Senator Casey was joined by Pittsburgh Public Schools Chief of School Performance Dr. Jeannine French and Google Inc. Vice President of Engineering Andrew Moore.

Between 2004 and 2008, the number of computer-related bachelor's degrees granted in the U.S. fell from roughly 60,000 to 38,000. The availability of introductory secondary school computer science courses has also decreased—by 17 percent since 2005—and the number of Advanced Placement (AP) computer science courses has decreased by 33 percent.

While some states allow computer science courses to count toward a secondary school core graduation requirements, most states that have specific course requirements for graduation count computer science courses only as electives.
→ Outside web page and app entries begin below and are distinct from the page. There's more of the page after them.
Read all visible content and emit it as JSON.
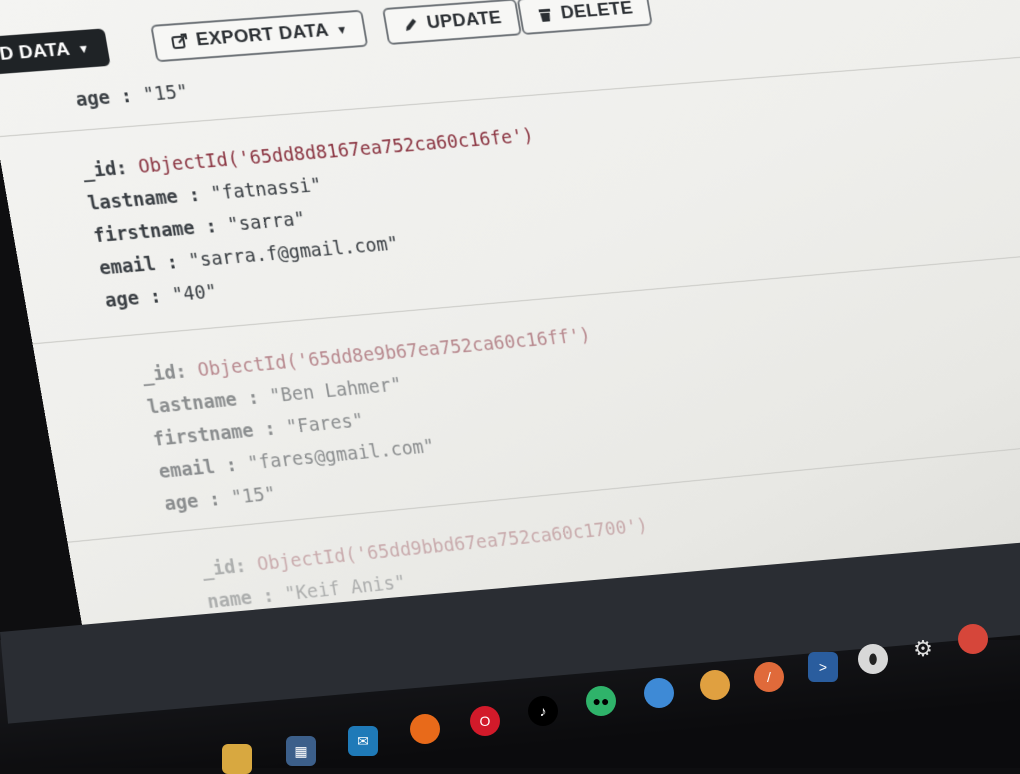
{
  "toolbar": {
    "add_data_label": "D DATA",
    "export_label": "EXPORT DATA",
    "update_label": "UPDATE",
    "delete_label": "DELETE"
  },
  "documents": [
    {
      "rows": [
        {
          "key": "age",
          "value": "\"15\""
        }
      ]
    },
    {
      "rows": [
        {
          "key": "_id",
          "value": "ObjectId('65dd8d8167ea752ca60c16fe')",
          "type": "oid"
        },
        {
          "key": "lastname",
          "value": "\"fatnassi\""
        },
        {
          "key": "firstname",
          "value": "\"sarra\""
        },
        {
          "key": "email",
          "value": "\"sarra.f@gmail.com\""
        },
        {
          "key": "age",
          "value": "\"40\""
        }
      ]
    },
    {
      "rows": [
        {
          "key": "_id",
          "value": "ObjectId('65dd8e9b67ea752ca60c16ff')",
          "type": "oid"
        },
        {
          "key": "lastname",
          "value": "\"Ben Lahmer\""
        },
        {
          "key": "firstname",
          "value": "\"Fares\""
        },
        {
          "key": "email",
          "value": "\"fares@gmail.com\""
        },
        {
          "key": "age",
          "value": "\"15\""
        }
      ]
    },
    {
      "rows": [
        {
          "key": "_id",
          "value": "ObjectId('65dd9bbd67ea752ca60c1700')",
          "type": "oid"
        },
        {
          "key": "name",
          "value": "\"Keif Anis\""
        }
      ]
    }
  ],
  "taskbar_icons": [
    "file-explorer-icon",
    "store-icon",
    "mail-icon",
    "firefox-icon",
    "opera-icon",
    "tiktok-icon",
    "tripadvisor-icon",
    "spinner-app-icon",
    "medal-icon",
    "compass-icon",
    "powershell-icon",
    "mongodb-compass-icon",
    "settings-icon",
    "chrome-icon"
  ],
  "colors": {
    "oid": "#8a3340",
    "toolbar_dark": "#1f2326",
    "taskbar": "#1c1d21"
  }
}
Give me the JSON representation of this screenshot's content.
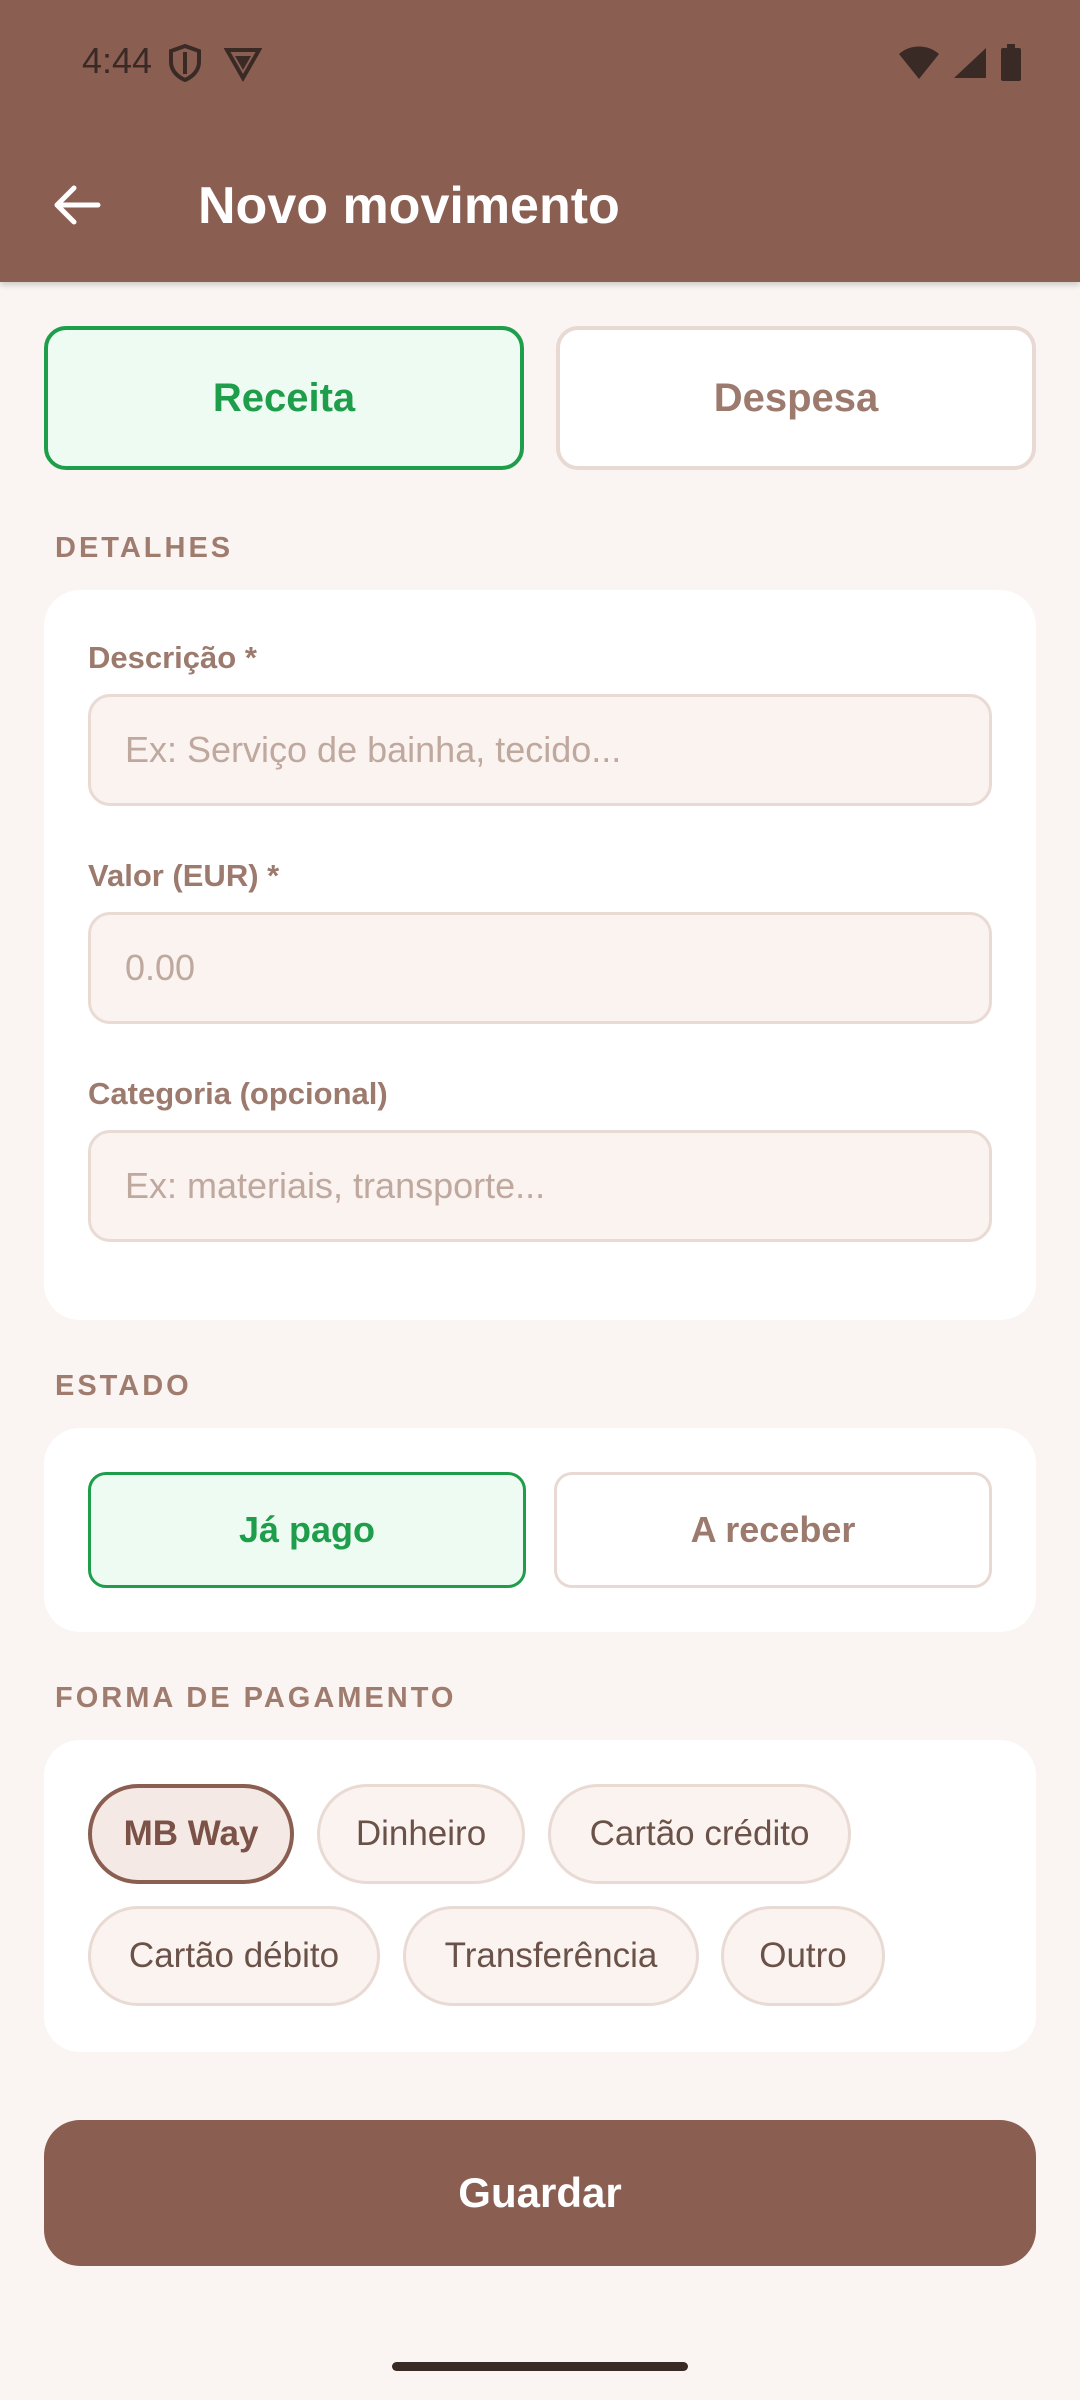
{
  "status_bar": {
    "time": "4:44"
  },
  "header": {
    "title": "Novo movimento",
    "back_icon": "arrow-back-icon"
  },
  "type_toggle": {
    "options": [
      "Receita",
      "Despesa"
    ],
    "selected": "Receita"
  },
  "details": {
    "section_label": "DETALHES",
    "description": {
      "label": "Descrição *",
      "value": "",
      "placeholder": "Ex: Serviço de bainha, tecido..."
    },
    "amount": {
      "label": "Valor (EUR) *",
      "value": "",
      "placeholder": "0.00"
    },
    "category": {
      "label": "Categoria (opcional)",
      "value": "",
      "placeholder": "Ex: materiais, transporte..."
    }
  },
  "state": {
    "section_label": "ESTADO",
    "options": [
      "Já pago",
      "A receber"
    ],
    "selected": "Já pago"
  },
  "payment": {
    "section_label": "FORMA DE PAGAMENTO",
    "options": [
      "MB Way",
      "Dinheiro",
      "Cartão crédito",
      "Cartão débito",
      "Transferência",
      "Outro"
    ],
    "selected": "MB Way"
  },
  "save_label": "Guardar",
  "colors": {
    "primary": "#8B5E52",
    "success": "#1E9E4B",
    "background": "#FAF5F2"
  }
}
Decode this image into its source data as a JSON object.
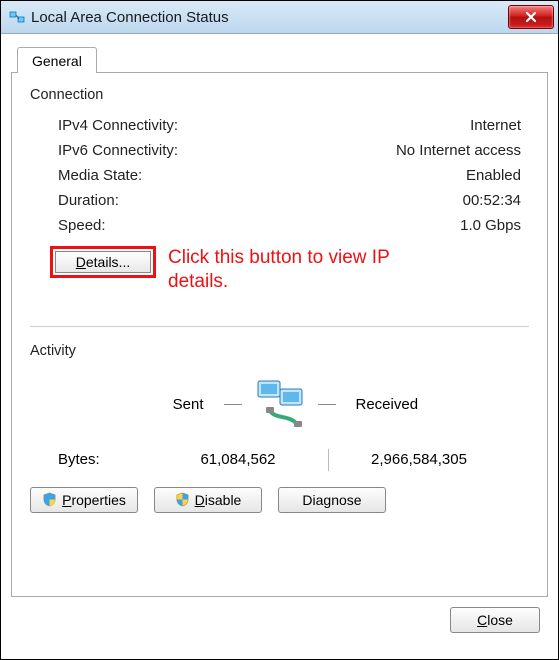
{
  "window": {
    "title": "Local Area Connection Status"
  },
  "tab": {
    "label": "General"
  },
  "connection": {
    "group_label": "Connection",
    "rows": {
      "ipv4_label": "IPv4 Connectivity:",
      "ipv4_value": "Internet",
      "ipv6_label": "IPv6 Connectivity:",
      "ipv6_value": "No Internet access",
      "media_label": "Media State:",
      "media_value": "Enabled",
      "duration_label": "Duration:",
      "duration_value": "00:52:34",
      "speed_label": "Speed:",
      "speed_value": "1.0 Gbps"
    },
    "details_button": "Details...",
    "annotation": "Click this button to view IP details."
  },
  "activity": {
    "group_label": "Activity",
    "sent_label": "Sent",
    "received_label": "Received",
    "bytes_label": "Bytes:",
    "bytes_sent": "61,084,562",
    "bytes_received": "2,966,584,305"
  },
  "buttons": {
    "properties": "Properties",
    "disable": "Disable",
    "diagnose": "Diagnose",
    "close": "Close"
  }
}
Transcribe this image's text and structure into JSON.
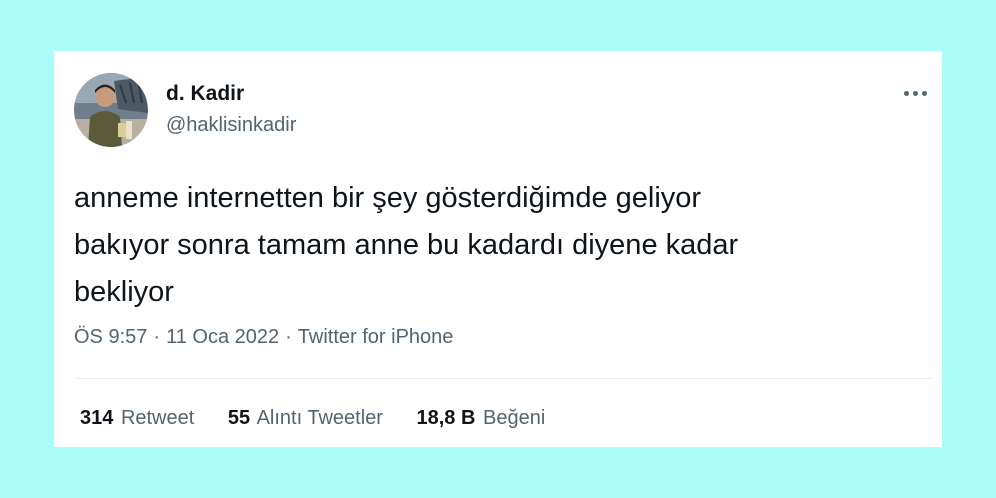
{
  "tweet": {
    "author": {
      "display_name": "d. Kadir",
      "handle": "@haklisinkadir",
      "avatar_icon": "profile-photo"
    },
    "more_icon": "more-dots-icon",
    "text": "anneme internetten bir şey gösterdiğimde geliyor\nbakıyor sonra tamam anne bu kadardı diyene kadar\nbekliyor",
    "time": "ÖS 9:57",
    "separator": "·",
    "date": "11 Oca 2022",
    "source": "Twitter for iPhone",
    "stats": [
      {
        "count": "314",
        "label": "Retweet"
      },
      {
        "count": "55",
        "label": "Alıntı Tweetler"
      },
      {
        "count": "18,8 B",
        "label": "Beğeni"
      }
    ]
  },
  "colors": {
    "page_background": "#aafbfa",
    "card_background": "#ffffff",
    "primary_text": "#0f1419",
    "secondary_text": "#536471"
  }
}
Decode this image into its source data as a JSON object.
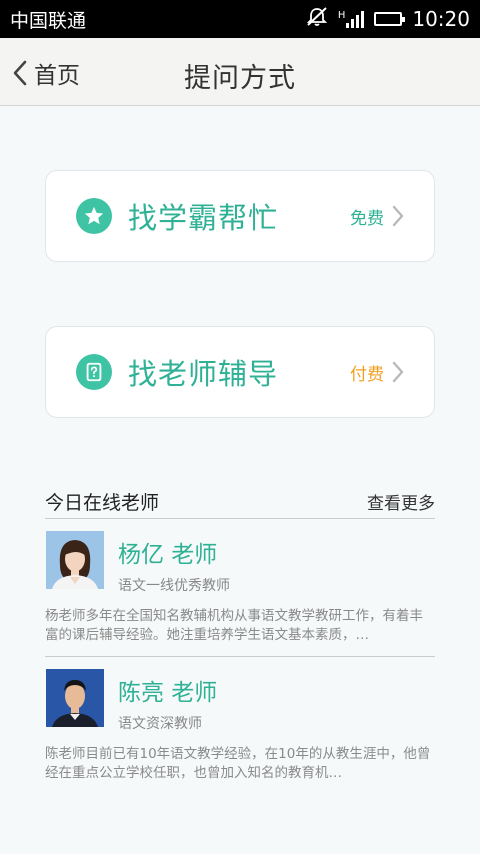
{
  "status_bar": {
    "carrier": "中国联通",
    "network": "H",
    "time": "10:20",
    "icons": [
      "mute-icon",
      "signal-icon",
      "battery-icon"
    ]
  },
  "header": {
    "back_label": "首页",
    "title": "提问方式"
  },
  "options": [
    {
      "title": "找学霸帮忙",
      "tag": "免费",
      "icon": "star-icon",
      "tag_color": "#2fb195"
    },
    {
      "title": "找老师辅导",
      "tag": "付费",
      "icon": "question-icon",
      "tag_color": "#f0a020"
    }
  ],
  "online": {
    "title": "今日在线老师",
    "more_label": "查看更多",
    "teachers": [
      {
        "name": "杨亿 老师",
        "role": "语文一线优秀教师",
        "bio": "杨老师多年在全国知名教辅机构从事语文教学教研工作，有着丰富的课后辅导经验。她注重培养学生语文基本素质，…"
      },
      {
        "name": "陈亮 老师",
        "role": "语文资深教师",
        "bio": "陈老师目前已有10年语文教学经验，在10年的从教生涯中，他曾经在重点公立学校任职，也曾加入知名的教育机…"
      }
    ]
  },
  "colors": {
    "accent": "#2fb195",
    "icon_bg": "#3ec4a4",
    "paid": "#f0a020"
  }
}
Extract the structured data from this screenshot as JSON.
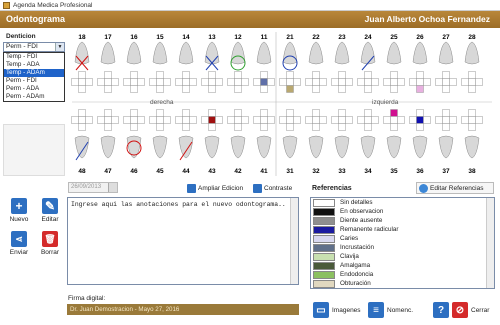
{
  "window": {
    "title": "Agenda Medica Profesional"
  },
  "header": {
    "title": "Odontograma",
    "patient": "Juan Alberto Ochoa Fernandez"
  },
  "denticion": {
    "label": "Denticion",
    "selected": "Perm - FDI",
    "options": [
      "Temp - FDI",
      "Temp - ADA",
      "Temp - ADAm",
      "Perm - FDI",
      "Perm - ADA",
      "Perm - ADAm"
    ],
    "highlighted_option": "Temp - ADAm"
  },
  "actions": {
    "nuevo": "Nuevo",
    "editar": "Editar",
    "enviar": "Enviar",
    "borrar": "Borrar"
  },
  "chart": {
    "upper_numbers": [
      "18",
      "17",
      "16",
      "15",
      "14",
      "13",
      "12",
      "11",
      "21",
      "22",
      "23",
      "24",
      "25",
      "26",
      "27",
      "28"
    ],
    "lower_numbers": [
      "48",
      "47",
      "46",
      "45",
      "44",
      "43",
      "42",
      "41",
      "31",
      "32",
      "33",
      "34",
      "35",
      "36",
      "37",
      "38"
    ],
    "label_right": "derecha",
    "label_left": "izquierda"
  },
  "toolbar": {
    "date": "26/09/2013",
    "ampliar": "Ampliar Edicion",
    "contraste": "Contraste"
  },
  "notes": {
    "text": "Ingrese aqui las anotaciones para el nuevo odontograma.."
  },
  "firma": {
    "label": "Firma digital:",
    "value": "Dr. Juan Demostracion - Mayo 27, 2016"
  },
  "referencias": {
    "title": "Referencias",
    "edit_button": "Editar Referencias",
    "items": [
      {
        "label": "Sin detalles",
        "color": "#ffffff"
      },
      {
        "label": "En observacion",
        "color": "#111111"
      },
      {
        "label": "Diente ausente",
        "color": "#8f8f8f"
      },
      {
        "label": "Remanente radicular",
        "color": "#1a1aa0"
      },
      {
        "label": "Caries",
        "color": "#d8d8f0"
      },
      {
        "label": "Incrustación",
        "color": "#60708a"
      },
      {
        "label": "Clavija",
        "color": "#c8e0b0"
      },
      {
        "label": "Amalgama",
        "color": "#4a5a3a"
      },
      {
        "label": "Endodoncia",
        "color": "#8bc060"
      },
      {
        "label": "Obturación",
        "color": "#e0d8c0"
      }
    ]
  },
  "bottom": {
    "imagenes": "Imagenes",
    "nomenc": "Nomenc.",
    "cerrar": "Cerrar"
  }
}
Many states also do not have a certification process for computer science teachers, and where certification processes do exist, such processes often have no connection to computer science content.

To reverse these troubling trends and prepare Americans for jobs in this high-wage, high-growth field, the Computer Science Education Act will:

  • Ensure computer science offerings are an integral part of the curriculum;
  • Develop state computer science standards, curriculum, and assessments;
  • Improve access to underserved populations;
  • Create professional development and teacher certification initiatives, including computer science teacher preparation programs in higher education;
  • Form a commission on computer science education to bring states together to address the computer science teacher certification crisis; and,
  • Establish an independent, rigorous evaluation of state efforts with reporting back to Congress and the administration.

The bill would provide two-year competitive planning grants to states, as well as five-year competitive implementation grants to states to support their plans to increase and strengthen schools’ capacity to offer effective computer science education.